Register  | Login

Current Articles | Search | Syndication

A Daughter's First Deer

KimmelBy Mark Kimmel

-- It was Oct. 15, 2005, and my daughter, Alex, and I were on the road for her first real deer hunt. Alex had accompanied me before on several hunts and had been by my side when I had harvested a couple of deer. She began shooting when she was 4 years old and had taken her first turkey by 9. Now she was beginning her first deer hunt where she would actually be the hunter.
It was the weekend of the youth antlerless gun season, and we were on our way to Buffalo Creek Lodge in Sweetwater, Okla. A 3 a.m. road trip doesn't exactly fit into the plans of an 11-year-old kid. So Alex caught up on her sleep during the drive.

We arrived at 5:30 am and were greeted by Joel and Jerry Anderson of the Buffalo Creek Lodge, as well as a couple of young boys who would also be hunting and their parents. After a quick check of our gear, we climbed into the truck and headed out to our stand for the morning.

Alex's stand turned out to be a small elevated shooting house with windows overlooking a wheatfield. The temperature was about 50 degrees and the windows were great. We were able to keep the wind out and still keep an eye out for deer. Once it got light enough to see, Alex brought to my attention the large colony of wasps clinging to the ceiling. Being the great wasp hunter that I am, I quickly removed them from such close proximity.

Although no deer were seen, we did spend an hour or so watching the 30-some odd turkeys that fed out across the field. Once back at the lodge, the kids swapped stories of the morning and spent several hours at the pool table. We more seasoned hunters spent our time napping.

Saturday evening found us in a treestand watching a different wheatfield. Eventually, three does appeared in the field on the other side of a small finger of trees that reached out into the field. Unfortunately, the does appeared about 200 yards out and fed quartering away from us. We opted to pass, although I felt confident that she could make the shot. As darkness approached, we had another visitor. We spent the next 15 minutes watching a porcupine nosing around underneath our stand.

Alex was excited to be able to see things that she would not have if we hadn't been out in the woods hunting. Her excitement grew even more when the porcupine decided it would join us in the tree. I filmed the porcupine as it climbed toward us. After dark, we returned to the lodge for hamburgers, hotdogs and a good night's sleep.
Sunday morning found us in a different stand overlooking wheatfields. As images began to appear in the morning light, I scanned the fields and the treelines. We sat and listened to some turkeys as they flew down and began to putt and gobble.

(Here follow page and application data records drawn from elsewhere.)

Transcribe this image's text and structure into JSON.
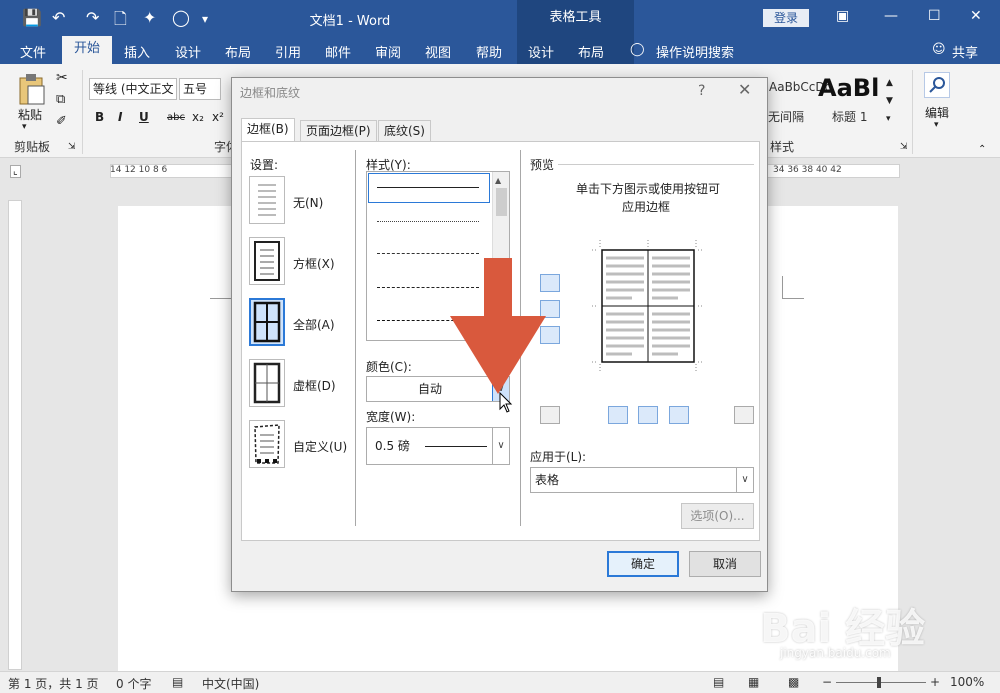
{
  "titlebar": {
    "doc_title": "文档1 - Word",
    "context_group": "表格工具",
    "login": "登录"
  },
  "tabs": [
    "文件",
    "开始",
    "插入",
    "设计",
    "布局",
    "引用",
    "邮件",
    "审阅",
    "视图",
    "帮助",
    "设计",
    "布局"
  ],
  "tell_me": "操作说明搜索",
  "share": "共享",
  "ribbon": {
    "paste": "粘贴",
    "clipboard": "剪贴板",
    "font_name": "等线 (中文正文",
    "font_size": "五号",
    "font_group": "字体",
    "styles_label": "样式",
    "style_preview_1": "AaBbCcDd",
    "style_name_1": "无间隔",
    "style_preview_2": "AaBl",
    "style_name_2": "标题 1",
    "edit": "编辑",
    "fmt_bold": "B",
    "fmt_italic": "I",
    "fmt_underline": "U",
    "fmt_strike": "abc",
    "fmt_sub": "x₂",
    "fmt_sup": "x²"
  },
  "ruler": {
    "left_nums": "14   12   10   8   6",
    "right_nums": "34   36   38   40   42"
  },
  "dialog": {
    "title": "边框和底纹",
    "help": "?",
    "tabs": [
      "边框(B)",
      "页面边框(P)",
      "底纹(S)"
    ],
    "setting_label": "设置:",
    "settings": [
      "无(N)",
      "方框(X)",
      "全部(A)",
      "虚框(D)",
      "自定义(U)"
    ],
    "style_label": "样式(Y):",
    "color_label": "颜色(C):",
    "color_value": "自动",
    "width_label": "宽度(W):",
    "width_value": "0.5 磅",
    "preview_label": "预览",
    "preview_hint_1": "单击下方图示或使用按钮可",
    "preview_hint_2": "应用边框",
    "apply_label": "应用于(L):",
    "apply_value": "表格",
    "options_btn": "选项(O)...",
    "ok_btn": "确定",
    "cancel_btn": "取消"
  },
  "statusbar": {
    "page": "第 1 页，共 1 页",
    "words": "0 个字",
    "language": "中文(中国)",
    "zoom": "100%"
  },
  "watermark": {
    "brand": "Bai 经验",
    "url": "jingyan.baidu.com"
  },
  "colors": {
    "word_blue": "#2b579a",
    "arrow_red": "#d9593d",
    "select_blue": "#2b79d7"
  }
}
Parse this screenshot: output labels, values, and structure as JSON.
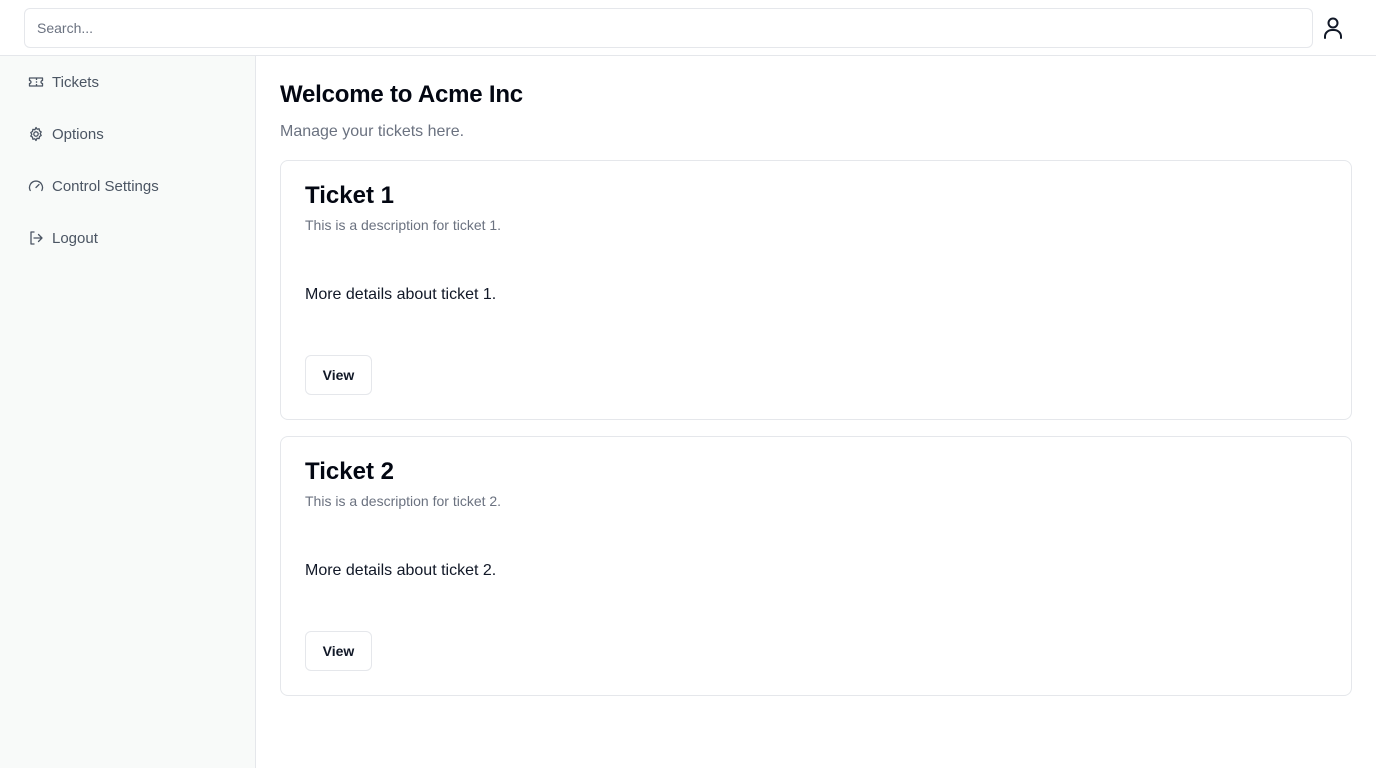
{
  "header": {
    "search_placeholder": "Search...",
    "user_icon": "user-icon"
  },
  "sidebar": {
    "items": [
      {
        "label": "Tickets",
        "icon": "ticket-icon"
      },
      {
        "label": "Options",
        "icon": "gear-icon"
      },
      {
        "label": "Control Settings",
        "icon": "gauge-icon"
      },
      {
        "label": "Logout",
        "icon": "logout-icon"
      }
    ]
  },
  "main": {
    "title": "Welcome to Acme Inc",
    "subtitle": "Manage your tickets here.",
    "tickets": [
      {
        "title": "Ticket 1",
        "description": "This is a description for ticket 1.",
        "details": "More details about ticket 1.",
        "button_label": "View"
      },
      {
        "title": "Ticket 2",
        "description": "This is a description for ticket 2.",
        "details": "More details about ticket 2.",
        "button_label": "View"
      }
    ]
  },
  "colors": {
    "sidebar_bg": "#f8faf9",
    "border": "#e5e7eb",
    "muted_text": "#6b7280",
    "heading": "#030712"
  }
}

Then, there they were! While we were paying attention to the turkeys, three does walked out into the field behind us. The windows were just the right height for a grown person to sit in a chair and aim out the window. However, they were just a bit too high for an 11-year-old girl. Alex was so excited and shaking so badly that I had to get her a chair so she could sit down.  She had to sit up straight in order to be at the right height to rest her rifle on the window sill.

The closest deer was about 45 yards away and the farthest was about 100 yards. I told Alex to take the first one that turned broadside. After what seemed like an eternity, the middle doe turned to watch two turkeys that entered the field.

The shot rang out, the doe flinched, and I knew Alex connected. My daughter was still shaking as we watched the doe run 40 yards into the trees and stop. I don't think anyone could have been more proud as I congratulated her on a job well done.

We found the doe, only a few feet from where she had stopped in the trees. Alex pulled her out into a small clearing so I could take some pictures with her deer. Then she held the doe as I field-dressed it. Alex used my cell phone and called Joel herself to tell him she had her doe and to come get us. She also called her mom and grandfather to give them the news.

It turned out that one of the boys also filled his tag that morning. Back at the lodge there was time for pictures and congratulations before heading for home. Buffalo Creek Lodge had offered a free youth hunt with paid lodging. This was a great deal in my eyes to give kids the opportunity to get out and hunt with a higher chance of filling their tags.

The time we spent together afield, harvesting her first deer, will always hold a special place in my heart.

Mark Kimmel
Alex Kimmel
Yukon, Oklahoma

Pay Your Bill Online Google+ Buckmasters on Pinterest Follow Us On Instagram! LinkedIn Buckmasters on YouTube Follow Us On Twitter Buckmasters on Facebook!